Input ::
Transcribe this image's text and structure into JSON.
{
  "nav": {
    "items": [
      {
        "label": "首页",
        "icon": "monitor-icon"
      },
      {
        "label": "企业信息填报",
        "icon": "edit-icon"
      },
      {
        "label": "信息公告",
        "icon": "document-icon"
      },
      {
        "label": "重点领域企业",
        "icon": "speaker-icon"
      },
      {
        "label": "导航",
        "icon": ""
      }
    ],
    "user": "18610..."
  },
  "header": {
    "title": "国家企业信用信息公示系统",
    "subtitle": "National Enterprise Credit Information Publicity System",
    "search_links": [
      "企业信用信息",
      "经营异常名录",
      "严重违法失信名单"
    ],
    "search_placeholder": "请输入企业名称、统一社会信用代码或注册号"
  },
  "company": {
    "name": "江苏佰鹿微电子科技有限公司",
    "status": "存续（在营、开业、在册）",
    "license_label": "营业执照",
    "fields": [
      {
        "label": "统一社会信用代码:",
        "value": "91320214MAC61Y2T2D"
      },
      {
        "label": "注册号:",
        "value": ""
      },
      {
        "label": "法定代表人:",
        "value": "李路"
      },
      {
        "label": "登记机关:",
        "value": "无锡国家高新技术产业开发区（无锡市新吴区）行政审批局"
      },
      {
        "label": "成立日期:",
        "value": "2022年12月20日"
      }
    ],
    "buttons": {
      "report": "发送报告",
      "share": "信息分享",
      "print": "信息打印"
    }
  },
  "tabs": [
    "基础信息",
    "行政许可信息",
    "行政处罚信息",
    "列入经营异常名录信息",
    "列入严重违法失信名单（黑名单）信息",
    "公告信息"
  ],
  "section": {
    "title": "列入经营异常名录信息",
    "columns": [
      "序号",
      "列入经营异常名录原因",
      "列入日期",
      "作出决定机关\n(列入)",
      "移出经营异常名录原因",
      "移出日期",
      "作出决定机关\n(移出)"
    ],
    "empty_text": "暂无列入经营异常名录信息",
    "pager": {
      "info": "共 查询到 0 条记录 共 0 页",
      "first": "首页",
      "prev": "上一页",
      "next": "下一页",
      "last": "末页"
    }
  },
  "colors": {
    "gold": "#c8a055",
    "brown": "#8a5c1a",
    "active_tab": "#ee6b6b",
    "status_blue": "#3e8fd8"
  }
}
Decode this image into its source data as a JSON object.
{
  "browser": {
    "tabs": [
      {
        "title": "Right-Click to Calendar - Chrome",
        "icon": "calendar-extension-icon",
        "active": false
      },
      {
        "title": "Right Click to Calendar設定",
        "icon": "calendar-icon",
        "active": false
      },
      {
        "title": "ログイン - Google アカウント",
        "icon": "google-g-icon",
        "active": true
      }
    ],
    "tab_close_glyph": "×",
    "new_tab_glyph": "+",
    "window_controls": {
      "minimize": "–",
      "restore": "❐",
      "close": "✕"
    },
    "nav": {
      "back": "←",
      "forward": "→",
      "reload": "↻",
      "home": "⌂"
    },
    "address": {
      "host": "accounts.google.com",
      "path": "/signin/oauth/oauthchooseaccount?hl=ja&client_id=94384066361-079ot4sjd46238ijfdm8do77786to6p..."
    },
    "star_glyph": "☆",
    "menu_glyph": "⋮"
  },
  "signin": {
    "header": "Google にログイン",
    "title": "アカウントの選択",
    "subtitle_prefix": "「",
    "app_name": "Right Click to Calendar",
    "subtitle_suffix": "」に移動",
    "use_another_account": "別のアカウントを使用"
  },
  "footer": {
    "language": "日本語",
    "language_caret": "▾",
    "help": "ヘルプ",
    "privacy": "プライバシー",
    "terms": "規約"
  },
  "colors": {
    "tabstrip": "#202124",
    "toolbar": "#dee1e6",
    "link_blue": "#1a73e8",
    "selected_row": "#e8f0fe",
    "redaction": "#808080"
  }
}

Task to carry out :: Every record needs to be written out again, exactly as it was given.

Solution ::
Transcribe this image's text and structure into JSON.
{
  "nav": {
    "items": [
      {
        "label": "首页",
        "icon": "monitor-icon"
      },
      {
        "label": "企业信息填报",
        "icon": "edit-icon"
      },
      {
        "label": "信息公告",
        "icon": "document-icon"
      },
      {
        "label": "重点领域企业",
        "icon": "speaker-icon"
      },
      {
        "label": "导航",
        "icon": ""
      }
    ],
    "user": "18610..."
  },
  "header": {
    "title": "国家企业信用信息公示系统",
    "subtitle": "National Enterprise Credit Information Publicity System",
    "search_links": [
      "企业信用信息",
      "经营异常名录",
      "严重违法失信名单"
    ],
    "search_placeholder": "请输入企业名称、统一社会信用代码或注册号"
  },
  "company": {
    "name": "江苏佰鹿微电子科技有限公司",
    "status": "存续（在营、开业、在册）",
    "license_label": "营业执照",
    "fields": [
      {
        "label": "统一社会信用代码:",
        "value": "91320214MAC61Y2T2D"
      },
      {
        "label": "注册号:",
        "value": ""
      },
      {
        "label": "法定代表人:",
        "value": "李路"
      },
      {
        "label": "登记机关:",
        "value": "无锡国家高新技术产业开发区（无锡市新吴区）行政审批局"
      },
      {
        "label": "成立日期:",
        "value": "2022年12月20日"
      }
    ],
    "buttons": {
      "report": "发送报告",
      "share": "信息分享",
      "print": "信息打印"
    }
  },
  "tabs": [
    "基础信息",
    "行政许可信息",
    "行政处罚信息",
    "列入经营异常名录信息",
    "列入严重违法失信名单（黑名单）信息",
    "公告信息"
  ],
  "section": {
    "title": "列入经营异常名录信息",
    "columns": [
      "序号",
      "列入经营异常名录原因",
      "列入日期",
      "作出决定机关\n(列入)",
      "移出经营异常名录原因",
      "移出日期",
      "作出决定机关\n(移出)"
    ],
    "empty_text": "暂无列入经营异常名录信息",
    "pager": {
      "info": "共 查询到 0 条记录 共 0 页",
      "first": "首页",
      "prev": "上一页",
      "next": "下一页",
      "last": "末页"
    }
  },
  "colors": {
    "gold": "#c8a055",
    "brown": "#8a5c1a",
    "active_tab": "#ee6b6b",
    "status_blue": "#3e8fd8"
  }
}
Decode this image into its source data as a JSON object.
{
  "browser": {
    "tabs": [
      {
        "title": "Right-Click to Calendar - Chrome",
        "icon": "calendar-extension-icon",
        "active": false
      },
      {
        "title": "Right Click to Calendar設定",
        "icon": "calendar-icon",
        "active": false
      },
      {
        "title": "ログイン - Google アカウント",
        "icon": "google-g-icon",
        "active": true
      }
    ],
    "tab_close_glyph": "×",
    "new_tab_glyph": "+",
    "window_controls": {
      "minimize": "–",
      "restore": "❐",
      "close": "✕"
    },
    "nav": {
      "back": "←",
      "forward": "→",
      "reload": "↻",
      "home": "⌂"
    },
    "address": {
      "host": "accounts.google.com",
      "path": "/signin/oauth/oauthchooseaccount?hl=ja&client_id=94384066361-079ot4sjd46238ijfdm8do77786to6p..."
    },
    "star_glyph": "☆",
    "menu_glyph": "⋮"
  },
  "signin": {
    "header": "Google にログイン",
    "title": "アカウントの選択",
    "subtitle_prefix": "「",
    "app_name": "Right Click to Calendar",
    "subtitle_suffix": "」に移動",
    "use_another_account": "別のアカウントを使用"
  },
  "footer": {
    "language": "日本語",
    "language_caret": "▾",
    "help": "ヘルプ",
    "privacy": "プライバシー",
    "terms": "規約"
  },
  "colors": {
    "tabstrip": "#202124",
    "toolbar": "#dee1e6",
    "link_blue": "#1a73e8",
    "selected_row": "#e8f0fe",
    "redaction": "#808080"
  }
}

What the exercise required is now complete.